What do you want for Christmas? I hear adults ask children this question all the time. It’s an innocent enough question; I’ve asked it myself on a number of occasions.
But I wonder … could we be asking our children better questions? Deeper questions? Would it not be better to draw on their deepest hopes and desires, rather than on their shallower instincts? Would asking such questions awaken something in them that might not otherwise awake?
Of course we’re going to give gifts at Christmastime. We give our children Barbie dolls and trucks and Polly Pockets and Legos because, through their play, they learn about the world. They learn the wonder of story and the structure of science.

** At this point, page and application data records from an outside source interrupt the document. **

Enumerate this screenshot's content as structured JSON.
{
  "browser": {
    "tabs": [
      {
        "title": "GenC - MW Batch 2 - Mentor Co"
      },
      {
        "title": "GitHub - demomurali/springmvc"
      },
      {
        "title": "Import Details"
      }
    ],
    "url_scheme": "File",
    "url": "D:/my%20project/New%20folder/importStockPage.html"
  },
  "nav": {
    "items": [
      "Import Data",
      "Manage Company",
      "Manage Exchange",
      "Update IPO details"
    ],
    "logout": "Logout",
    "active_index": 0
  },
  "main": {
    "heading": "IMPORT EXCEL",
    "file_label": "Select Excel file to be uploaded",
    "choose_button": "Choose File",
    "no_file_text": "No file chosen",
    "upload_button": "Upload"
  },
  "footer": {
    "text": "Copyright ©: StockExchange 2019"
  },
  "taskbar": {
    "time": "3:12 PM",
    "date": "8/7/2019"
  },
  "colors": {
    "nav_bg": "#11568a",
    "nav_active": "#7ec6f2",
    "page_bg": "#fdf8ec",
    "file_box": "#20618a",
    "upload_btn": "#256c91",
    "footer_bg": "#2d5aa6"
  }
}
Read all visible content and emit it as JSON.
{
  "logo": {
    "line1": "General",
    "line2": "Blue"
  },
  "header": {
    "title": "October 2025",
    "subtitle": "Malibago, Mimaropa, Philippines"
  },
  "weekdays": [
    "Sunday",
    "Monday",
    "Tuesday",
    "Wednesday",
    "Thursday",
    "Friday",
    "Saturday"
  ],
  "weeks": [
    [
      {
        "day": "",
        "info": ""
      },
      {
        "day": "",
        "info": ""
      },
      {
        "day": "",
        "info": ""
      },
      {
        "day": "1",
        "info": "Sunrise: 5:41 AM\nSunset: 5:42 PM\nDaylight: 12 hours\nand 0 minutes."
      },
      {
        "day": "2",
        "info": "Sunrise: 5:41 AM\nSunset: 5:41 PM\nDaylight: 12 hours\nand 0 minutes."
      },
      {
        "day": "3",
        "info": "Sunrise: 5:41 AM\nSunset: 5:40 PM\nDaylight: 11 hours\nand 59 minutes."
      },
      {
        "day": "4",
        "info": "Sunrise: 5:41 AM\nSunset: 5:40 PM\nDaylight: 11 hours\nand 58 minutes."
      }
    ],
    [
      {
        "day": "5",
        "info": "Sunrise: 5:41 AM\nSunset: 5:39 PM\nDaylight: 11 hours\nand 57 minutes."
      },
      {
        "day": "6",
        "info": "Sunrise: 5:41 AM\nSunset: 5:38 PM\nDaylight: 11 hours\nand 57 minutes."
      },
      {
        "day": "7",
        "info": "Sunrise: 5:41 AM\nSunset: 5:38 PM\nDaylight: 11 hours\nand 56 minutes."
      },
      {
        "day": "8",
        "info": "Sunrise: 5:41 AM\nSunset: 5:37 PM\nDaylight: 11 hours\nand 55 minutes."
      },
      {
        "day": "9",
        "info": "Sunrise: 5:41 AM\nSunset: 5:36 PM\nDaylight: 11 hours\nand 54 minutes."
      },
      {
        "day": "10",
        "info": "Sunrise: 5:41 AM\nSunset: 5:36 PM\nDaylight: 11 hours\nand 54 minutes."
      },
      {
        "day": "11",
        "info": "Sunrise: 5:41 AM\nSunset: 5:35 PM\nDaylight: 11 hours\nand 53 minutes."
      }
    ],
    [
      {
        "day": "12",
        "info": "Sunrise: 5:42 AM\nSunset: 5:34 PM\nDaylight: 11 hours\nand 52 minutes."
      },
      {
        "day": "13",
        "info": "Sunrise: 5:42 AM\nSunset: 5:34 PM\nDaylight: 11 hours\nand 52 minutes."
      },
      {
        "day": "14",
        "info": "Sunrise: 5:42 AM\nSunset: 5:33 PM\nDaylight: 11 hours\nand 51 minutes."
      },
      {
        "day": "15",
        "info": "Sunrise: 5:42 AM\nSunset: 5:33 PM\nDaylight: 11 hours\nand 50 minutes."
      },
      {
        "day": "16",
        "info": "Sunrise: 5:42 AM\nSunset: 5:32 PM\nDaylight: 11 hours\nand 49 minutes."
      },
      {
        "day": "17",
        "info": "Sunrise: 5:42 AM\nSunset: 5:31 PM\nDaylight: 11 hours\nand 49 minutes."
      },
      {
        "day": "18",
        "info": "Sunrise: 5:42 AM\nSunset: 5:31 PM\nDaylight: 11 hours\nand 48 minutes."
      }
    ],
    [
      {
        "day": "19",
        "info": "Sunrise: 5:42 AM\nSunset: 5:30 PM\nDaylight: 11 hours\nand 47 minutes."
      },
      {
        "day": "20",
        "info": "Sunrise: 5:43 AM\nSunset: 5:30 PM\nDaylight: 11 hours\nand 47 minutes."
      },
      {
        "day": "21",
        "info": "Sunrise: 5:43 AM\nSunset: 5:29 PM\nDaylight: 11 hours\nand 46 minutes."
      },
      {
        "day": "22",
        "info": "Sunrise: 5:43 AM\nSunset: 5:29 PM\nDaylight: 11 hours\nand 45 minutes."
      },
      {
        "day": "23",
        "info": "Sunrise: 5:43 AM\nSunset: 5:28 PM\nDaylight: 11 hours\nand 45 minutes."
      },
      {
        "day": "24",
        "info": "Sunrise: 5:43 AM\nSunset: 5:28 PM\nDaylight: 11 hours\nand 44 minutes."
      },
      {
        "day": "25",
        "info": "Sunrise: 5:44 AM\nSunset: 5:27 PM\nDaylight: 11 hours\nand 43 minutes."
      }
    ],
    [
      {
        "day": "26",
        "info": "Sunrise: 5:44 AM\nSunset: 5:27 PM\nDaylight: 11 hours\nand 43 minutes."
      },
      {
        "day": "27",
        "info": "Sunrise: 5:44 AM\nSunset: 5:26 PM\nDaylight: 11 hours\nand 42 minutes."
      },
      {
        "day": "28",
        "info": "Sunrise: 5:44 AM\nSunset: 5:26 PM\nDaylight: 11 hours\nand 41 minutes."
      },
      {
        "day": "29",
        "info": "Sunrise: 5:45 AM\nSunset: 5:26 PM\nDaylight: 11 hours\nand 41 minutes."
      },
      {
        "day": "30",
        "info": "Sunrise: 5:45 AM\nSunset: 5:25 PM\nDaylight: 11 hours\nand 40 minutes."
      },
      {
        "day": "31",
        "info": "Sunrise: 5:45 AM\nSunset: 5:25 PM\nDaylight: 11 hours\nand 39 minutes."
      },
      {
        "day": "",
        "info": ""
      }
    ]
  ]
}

But what if we didn’t stop at asking which toy is their heart’s desire? What if we found out their real heart’s desire? In so doing, maybe we’d find out they’d really like there to be no more war in the world. No bullying at school. No hunger. No tears. No cancer. No divorce. No HIV. No loneliness. Maybe we’d learn they feel guilty about something and would like forgiveness. Maybe we’d learn they don’t want to be afraid of death. Maybe we’d learn that they want to know God loves them and cherishes them and will take care of them all their lives.
If we help make them aware of their longings, maybe we can begin to point them in a direction where they can dwell on those longings and start to make real decisions about what kind of people they want to become.
That sure would beat, “I want an Xbox more than anything else in the world.” Really? More than anything else? Wouldn’t you rather have Daddy home from Afghanistan? It may seem at first like a downer, but I think we adults can handle downers if we can also help children get in touch with their own feelings.
Here are the Goo Goo Dolls with “Better Days.”